*What to do*. In the copy, include every entry exactly but none of the pictures.

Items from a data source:

- Opening Delimiter -

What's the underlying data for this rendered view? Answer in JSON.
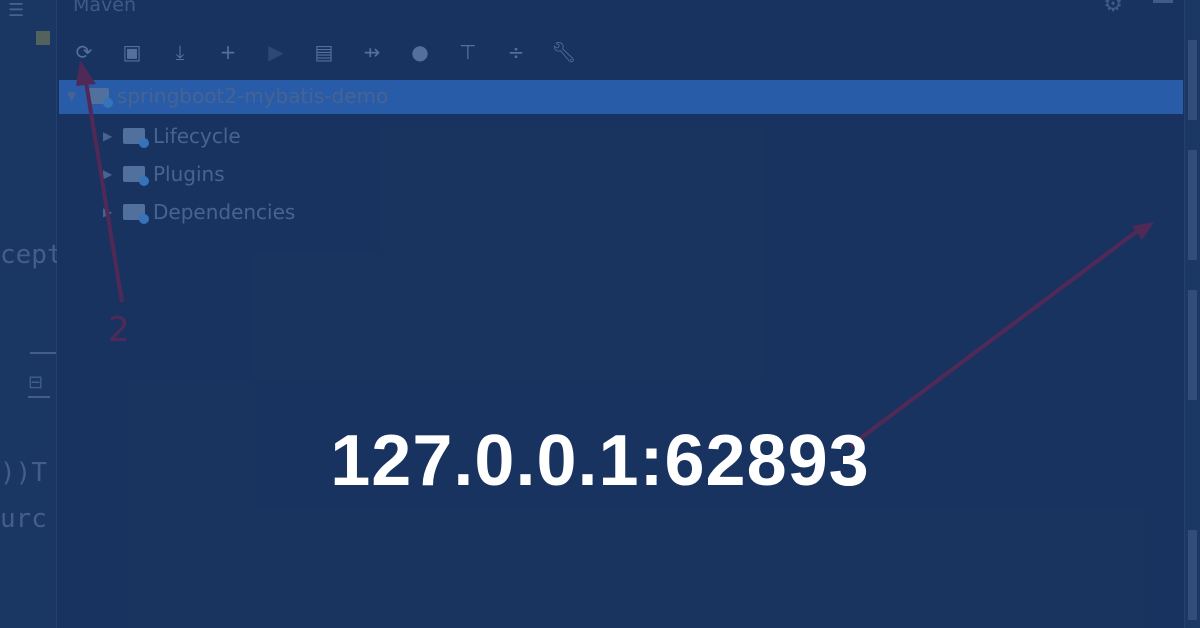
{
  "background_ide": {
    "panel_title": "Maven",
    "project_label": "springboot2-mybatis-demo",
    "tree_items": [
      {
        "label": "Lifecycle",
        "icon": "lifecycle-folder-icon"
      },
      {
        "label": "Plugins",
        "icon": "plugins-folder-icon"
      },
      {
        "label": "Dependencies",
        "icon": "dependencies-folder-icon"
      }
    ],
    "code_fragments": [
      "cept",
      "))T",
      "urc"
    ],
    "annotation_number": "2",
    "toolbar_icons": [
      "reload-icon",
      "folder-sync-icon",
      "download-icon",
      "plus-icon",
      "run-icon",
      "execute-goal-icon",
      "toggle-offline-icon",
      "skip-tests-icon",
      "show-dependencies-icon",
      "collapse-icon",
      "wrench-icon"
    ],
    "colors": {
      "selection": "#2c64b3",
      "background": "#1b3560",
      "annotation_arrow": "#5a2a55"
    }
  },
  "overlay": {
    "headline": "127.0.0.1:62893",
    "text_color": "#ffffff"
  }
}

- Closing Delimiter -

*Answer to this exercise*.
What's the underlying data for this rendered view? Answer in JSON.
{
  "background_ide": {
    "panel_title": "Maven",
    "project_label": "springboot2-mybatis-demo",
    "tree_items": [
      {
        "label": "Lifecycle",
        "icon": "lifecycle-folder-icon"
      },
      {
        "label": "Plugins",
        "icon": "plugins-folder-icon"
      },
      {
        "label": "Dependencies",
        "icon": "dependencies-folder-icon"
      }
    ],
    "code_fragments": [
      "cept",
      "))T",
      "urc"
    ],
    "annotation_number": "2",
    "toolbar_icons": [
      "reload-icon",
      "folder-sync-icon",
      "download-icon",
      "plus-icon",
      "run-icon",
      "execute-goal-icon",
      "toggle-offline-icon",
      "skip-tests-icon",
      "show-dependencies-icon",
      "collapse-icon",
      "wrench-icon"
    ],
    "colors": {
      "selection": "#2c64b3",
      "background": "#1b3560",
      "annotation_arrow": "#5a2a55"
    }
  },
  "overlay": {
    "headline": "127.0.0.1:62893",
    "text_color": "#ffffff"
  }
}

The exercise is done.